Where it does mention Palestinian security, it casts the issue in the same terms as freedom from attack. Yet even this ties into Israel’s security: “The protection of Palestinians also protects Israelis, and similarly the protection of Israelis also protects Palestinians.”

There’s no mention of how Palestinians understand security in different ways — freedom of independence, freedom from occupation and achieving statehood. It is noteworthy that early proto-Zionist thinkers laid out similar arguments: The Jews of Europe would never truly be secure until they had their own homeland, like other peoples of the world.

5. Israel’s territorial claims supersede Palestinian views

The document both implicitly and explicitly facilitates Israeli annexation of significant portions of the West Bank, shrinking the territory available for a Palestinian state. This echoes recent insistence by Netanyahu and the right in Israel, along with Netanyahu’s challenger Benny Gantz, the leader of Blue and White, that Israel must annex the Jordan Valley.

Netanyahu responded Tuesday to this note of U.S. support, vowing to annex not only the Jordan Valley, but “all settlements in Judea and Samaria.”

Where does this leave the U.S.?

Washington had previously avoided issuing such a plan, maintaining that the two sides have to negotiate among themselves, and seeking to avoid identifying closely with one side over the other. This document undermines both of those positions.

The one-sided approach in this document makes it more difficult for the Palestinians to negotiate. Israel will pocket the text’s many concessions to its positions and negotiate from there, rather than from previous direct talks between Israelis and Palestinians. And U.S. negotiators will be unable to respond to Israeli and Palestinian amendment to the peace plan, or to the trade-offs each side will demand as part of the negotiating process.

By promoting Israel’s positions at the expense of Palestinian positions, the United States also appears to be cutting off its influence with the Palestinians, as well as its ability to bring the two sides together in a lasting peace agreement.

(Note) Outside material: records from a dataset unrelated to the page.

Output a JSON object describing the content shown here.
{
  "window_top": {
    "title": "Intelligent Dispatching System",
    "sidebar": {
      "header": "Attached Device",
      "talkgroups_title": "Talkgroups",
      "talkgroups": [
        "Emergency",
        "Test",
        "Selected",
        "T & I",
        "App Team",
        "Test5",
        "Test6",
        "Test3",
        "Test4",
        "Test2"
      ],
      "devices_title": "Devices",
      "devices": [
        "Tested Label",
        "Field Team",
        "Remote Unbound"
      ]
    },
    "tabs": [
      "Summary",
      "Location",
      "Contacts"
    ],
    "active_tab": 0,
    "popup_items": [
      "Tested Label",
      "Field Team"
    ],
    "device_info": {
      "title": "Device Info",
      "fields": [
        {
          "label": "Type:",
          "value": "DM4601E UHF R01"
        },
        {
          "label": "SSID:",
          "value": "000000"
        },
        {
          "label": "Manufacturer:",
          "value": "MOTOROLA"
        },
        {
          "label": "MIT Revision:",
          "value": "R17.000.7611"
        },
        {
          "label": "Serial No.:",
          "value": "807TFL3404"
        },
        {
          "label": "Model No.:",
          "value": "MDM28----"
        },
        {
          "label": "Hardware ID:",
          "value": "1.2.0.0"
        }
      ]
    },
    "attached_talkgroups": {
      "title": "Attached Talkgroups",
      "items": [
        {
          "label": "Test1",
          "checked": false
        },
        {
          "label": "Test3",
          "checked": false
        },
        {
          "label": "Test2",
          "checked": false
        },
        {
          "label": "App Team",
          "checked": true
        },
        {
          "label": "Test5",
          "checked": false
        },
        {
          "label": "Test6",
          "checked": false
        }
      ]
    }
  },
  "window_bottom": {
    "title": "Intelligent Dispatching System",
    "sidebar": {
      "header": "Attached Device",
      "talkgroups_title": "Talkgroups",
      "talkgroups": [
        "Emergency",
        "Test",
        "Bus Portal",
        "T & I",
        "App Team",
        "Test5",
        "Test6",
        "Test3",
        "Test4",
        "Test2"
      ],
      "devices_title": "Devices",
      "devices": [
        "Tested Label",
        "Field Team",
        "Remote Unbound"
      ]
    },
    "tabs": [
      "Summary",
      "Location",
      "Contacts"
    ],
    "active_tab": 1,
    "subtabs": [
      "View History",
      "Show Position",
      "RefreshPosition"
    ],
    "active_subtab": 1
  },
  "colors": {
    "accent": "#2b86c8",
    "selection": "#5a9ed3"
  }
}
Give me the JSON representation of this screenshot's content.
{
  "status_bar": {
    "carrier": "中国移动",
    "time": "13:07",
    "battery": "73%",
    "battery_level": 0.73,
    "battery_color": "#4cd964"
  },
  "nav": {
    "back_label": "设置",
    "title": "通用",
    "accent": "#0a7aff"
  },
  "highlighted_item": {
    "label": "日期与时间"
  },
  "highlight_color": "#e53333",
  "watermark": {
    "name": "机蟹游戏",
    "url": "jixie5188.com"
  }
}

Brent Sasley is associate professor of political science at the University of Texas at Arlington and co-author ofPolitics in Israel: Governing a Complex Society.” He tweets at @besasley.